- _WHAT THE TASK ASKS_:
Check each line of the entries below for the word "structured", then state how many lines have it and nothing more.

- _Saved data entries_:
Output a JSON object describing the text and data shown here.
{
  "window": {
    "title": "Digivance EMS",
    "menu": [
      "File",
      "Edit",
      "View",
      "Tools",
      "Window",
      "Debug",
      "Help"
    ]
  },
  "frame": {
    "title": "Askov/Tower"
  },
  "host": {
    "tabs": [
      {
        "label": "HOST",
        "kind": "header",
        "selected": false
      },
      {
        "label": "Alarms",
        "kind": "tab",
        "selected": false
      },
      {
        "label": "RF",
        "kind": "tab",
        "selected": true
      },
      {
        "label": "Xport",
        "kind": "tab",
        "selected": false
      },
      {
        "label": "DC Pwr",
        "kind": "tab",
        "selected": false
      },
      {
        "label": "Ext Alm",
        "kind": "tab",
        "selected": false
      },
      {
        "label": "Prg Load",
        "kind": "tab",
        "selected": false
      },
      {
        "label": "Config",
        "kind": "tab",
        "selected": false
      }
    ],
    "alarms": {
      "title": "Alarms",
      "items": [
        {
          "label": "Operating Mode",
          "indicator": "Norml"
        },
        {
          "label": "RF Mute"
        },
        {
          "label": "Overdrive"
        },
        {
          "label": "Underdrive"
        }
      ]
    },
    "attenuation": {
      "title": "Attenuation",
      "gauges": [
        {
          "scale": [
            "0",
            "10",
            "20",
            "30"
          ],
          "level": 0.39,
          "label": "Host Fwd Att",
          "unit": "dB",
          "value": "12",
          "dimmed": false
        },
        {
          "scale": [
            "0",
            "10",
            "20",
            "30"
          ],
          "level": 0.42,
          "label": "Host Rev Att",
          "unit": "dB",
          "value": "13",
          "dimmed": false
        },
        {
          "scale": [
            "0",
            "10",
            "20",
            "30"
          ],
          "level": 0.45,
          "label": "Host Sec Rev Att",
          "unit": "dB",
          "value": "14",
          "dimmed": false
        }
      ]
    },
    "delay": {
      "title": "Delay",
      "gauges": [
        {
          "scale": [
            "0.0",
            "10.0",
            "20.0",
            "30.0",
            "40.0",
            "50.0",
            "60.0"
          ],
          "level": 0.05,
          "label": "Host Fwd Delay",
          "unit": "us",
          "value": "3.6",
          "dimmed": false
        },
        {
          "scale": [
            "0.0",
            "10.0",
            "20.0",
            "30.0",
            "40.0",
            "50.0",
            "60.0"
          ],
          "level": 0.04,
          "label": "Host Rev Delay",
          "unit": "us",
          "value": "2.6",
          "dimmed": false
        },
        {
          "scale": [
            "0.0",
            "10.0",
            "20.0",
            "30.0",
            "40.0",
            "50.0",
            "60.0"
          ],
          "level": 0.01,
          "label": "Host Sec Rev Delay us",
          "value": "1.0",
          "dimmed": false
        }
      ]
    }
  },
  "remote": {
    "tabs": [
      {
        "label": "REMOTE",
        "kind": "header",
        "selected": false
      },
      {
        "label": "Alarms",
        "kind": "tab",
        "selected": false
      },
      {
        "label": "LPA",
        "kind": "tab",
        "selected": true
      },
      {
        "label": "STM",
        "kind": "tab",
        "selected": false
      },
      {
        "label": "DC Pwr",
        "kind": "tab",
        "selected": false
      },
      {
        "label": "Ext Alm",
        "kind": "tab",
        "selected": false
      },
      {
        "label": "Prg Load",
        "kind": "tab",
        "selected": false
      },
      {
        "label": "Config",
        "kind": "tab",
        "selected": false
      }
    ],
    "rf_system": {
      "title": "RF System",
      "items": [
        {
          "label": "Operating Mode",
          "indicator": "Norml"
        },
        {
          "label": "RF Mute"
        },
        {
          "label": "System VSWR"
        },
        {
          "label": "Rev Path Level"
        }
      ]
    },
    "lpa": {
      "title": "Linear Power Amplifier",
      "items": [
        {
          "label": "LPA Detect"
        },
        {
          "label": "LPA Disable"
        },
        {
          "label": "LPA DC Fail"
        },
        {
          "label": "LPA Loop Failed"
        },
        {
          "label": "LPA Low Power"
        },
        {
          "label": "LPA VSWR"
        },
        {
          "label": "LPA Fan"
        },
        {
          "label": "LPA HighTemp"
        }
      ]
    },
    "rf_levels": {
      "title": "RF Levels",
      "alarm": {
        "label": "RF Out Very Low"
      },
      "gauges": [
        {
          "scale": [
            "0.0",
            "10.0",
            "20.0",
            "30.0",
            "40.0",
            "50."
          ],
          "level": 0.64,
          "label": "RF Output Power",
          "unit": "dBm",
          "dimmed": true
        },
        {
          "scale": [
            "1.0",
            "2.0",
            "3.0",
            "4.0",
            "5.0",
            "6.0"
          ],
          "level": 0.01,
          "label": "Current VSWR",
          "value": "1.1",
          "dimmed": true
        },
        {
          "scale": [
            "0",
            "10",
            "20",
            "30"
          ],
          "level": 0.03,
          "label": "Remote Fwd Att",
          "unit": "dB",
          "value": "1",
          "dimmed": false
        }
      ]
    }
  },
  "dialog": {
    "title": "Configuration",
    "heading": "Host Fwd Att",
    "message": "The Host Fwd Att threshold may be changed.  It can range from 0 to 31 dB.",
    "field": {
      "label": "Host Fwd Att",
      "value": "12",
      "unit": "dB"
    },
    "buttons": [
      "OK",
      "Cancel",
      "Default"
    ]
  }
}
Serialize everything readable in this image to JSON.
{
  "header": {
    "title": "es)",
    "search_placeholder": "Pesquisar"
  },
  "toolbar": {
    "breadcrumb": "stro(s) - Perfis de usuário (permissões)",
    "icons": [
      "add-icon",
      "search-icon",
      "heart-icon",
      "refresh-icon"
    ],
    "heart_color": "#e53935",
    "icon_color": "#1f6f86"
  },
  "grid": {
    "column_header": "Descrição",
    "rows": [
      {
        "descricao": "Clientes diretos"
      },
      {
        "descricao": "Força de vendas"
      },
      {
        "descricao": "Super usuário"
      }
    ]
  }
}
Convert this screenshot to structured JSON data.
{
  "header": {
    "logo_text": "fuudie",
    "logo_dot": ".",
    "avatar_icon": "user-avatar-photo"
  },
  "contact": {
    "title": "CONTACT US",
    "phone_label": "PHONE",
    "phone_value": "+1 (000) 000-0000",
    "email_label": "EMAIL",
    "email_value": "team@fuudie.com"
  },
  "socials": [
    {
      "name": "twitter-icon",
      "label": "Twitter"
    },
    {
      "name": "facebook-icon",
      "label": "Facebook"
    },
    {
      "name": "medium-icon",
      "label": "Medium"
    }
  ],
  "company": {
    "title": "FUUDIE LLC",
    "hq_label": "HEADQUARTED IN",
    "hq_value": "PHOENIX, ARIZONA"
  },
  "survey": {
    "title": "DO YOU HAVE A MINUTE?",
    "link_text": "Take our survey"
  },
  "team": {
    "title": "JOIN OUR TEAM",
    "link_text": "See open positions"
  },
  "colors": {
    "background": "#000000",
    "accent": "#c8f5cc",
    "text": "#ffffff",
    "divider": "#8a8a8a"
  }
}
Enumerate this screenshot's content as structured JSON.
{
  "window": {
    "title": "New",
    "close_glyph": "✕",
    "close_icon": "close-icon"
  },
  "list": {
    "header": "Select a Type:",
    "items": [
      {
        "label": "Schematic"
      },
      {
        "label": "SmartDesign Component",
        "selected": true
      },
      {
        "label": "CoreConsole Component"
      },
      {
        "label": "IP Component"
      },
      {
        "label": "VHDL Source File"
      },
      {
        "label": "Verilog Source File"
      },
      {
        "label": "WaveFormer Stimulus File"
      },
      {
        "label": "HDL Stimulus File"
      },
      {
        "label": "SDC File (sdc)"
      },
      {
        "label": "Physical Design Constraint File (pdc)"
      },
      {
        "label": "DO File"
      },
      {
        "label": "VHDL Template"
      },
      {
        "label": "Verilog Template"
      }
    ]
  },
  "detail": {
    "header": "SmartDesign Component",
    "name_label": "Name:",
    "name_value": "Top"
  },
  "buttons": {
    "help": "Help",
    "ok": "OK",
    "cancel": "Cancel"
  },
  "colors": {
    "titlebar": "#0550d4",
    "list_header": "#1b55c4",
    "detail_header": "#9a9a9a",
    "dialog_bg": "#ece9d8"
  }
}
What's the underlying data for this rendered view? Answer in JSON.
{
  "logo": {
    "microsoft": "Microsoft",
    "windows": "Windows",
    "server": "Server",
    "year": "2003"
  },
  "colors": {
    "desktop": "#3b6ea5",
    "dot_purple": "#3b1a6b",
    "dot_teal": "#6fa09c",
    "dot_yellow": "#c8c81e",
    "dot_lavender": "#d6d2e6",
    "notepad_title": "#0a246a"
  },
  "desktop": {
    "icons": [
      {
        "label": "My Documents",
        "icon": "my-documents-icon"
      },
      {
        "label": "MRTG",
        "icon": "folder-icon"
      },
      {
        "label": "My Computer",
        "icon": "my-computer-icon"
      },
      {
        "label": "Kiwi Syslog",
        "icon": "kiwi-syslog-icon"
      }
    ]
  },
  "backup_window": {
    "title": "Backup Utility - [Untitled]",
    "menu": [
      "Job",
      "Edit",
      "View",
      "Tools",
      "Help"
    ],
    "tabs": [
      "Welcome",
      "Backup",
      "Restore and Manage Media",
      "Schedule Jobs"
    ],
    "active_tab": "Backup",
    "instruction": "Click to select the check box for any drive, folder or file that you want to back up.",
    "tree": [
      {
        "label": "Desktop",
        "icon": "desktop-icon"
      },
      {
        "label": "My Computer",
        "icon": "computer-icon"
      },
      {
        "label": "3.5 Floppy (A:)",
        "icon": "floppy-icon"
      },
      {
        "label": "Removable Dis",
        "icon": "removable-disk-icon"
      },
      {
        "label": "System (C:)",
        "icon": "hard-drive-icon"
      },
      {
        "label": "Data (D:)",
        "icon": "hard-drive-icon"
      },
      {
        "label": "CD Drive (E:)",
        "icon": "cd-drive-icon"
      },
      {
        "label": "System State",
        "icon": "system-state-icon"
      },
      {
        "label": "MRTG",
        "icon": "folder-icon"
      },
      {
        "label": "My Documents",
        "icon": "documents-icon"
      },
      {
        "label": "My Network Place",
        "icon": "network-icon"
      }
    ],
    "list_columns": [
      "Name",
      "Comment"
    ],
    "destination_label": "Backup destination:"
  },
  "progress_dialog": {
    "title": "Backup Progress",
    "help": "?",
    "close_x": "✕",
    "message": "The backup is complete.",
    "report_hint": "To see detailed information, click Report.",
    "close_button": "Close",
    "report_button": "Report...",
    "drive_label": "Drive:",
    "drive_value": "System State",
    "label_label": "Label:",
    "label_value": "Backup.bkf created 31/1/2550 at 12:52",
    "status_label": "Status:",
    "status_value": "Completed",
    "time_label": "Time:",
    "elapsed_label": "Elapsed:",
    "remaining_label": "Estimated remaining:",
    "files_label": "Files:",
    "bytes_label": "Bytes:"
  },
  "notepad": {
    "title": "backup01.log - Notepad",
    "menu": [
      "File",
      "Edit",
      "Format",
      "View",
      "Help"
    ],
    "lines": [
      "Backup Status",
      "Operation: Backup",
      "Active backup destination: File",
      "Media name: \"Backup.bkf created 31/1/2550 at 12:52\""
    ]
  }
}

- _SOLUTION TO THIS TASK_:
2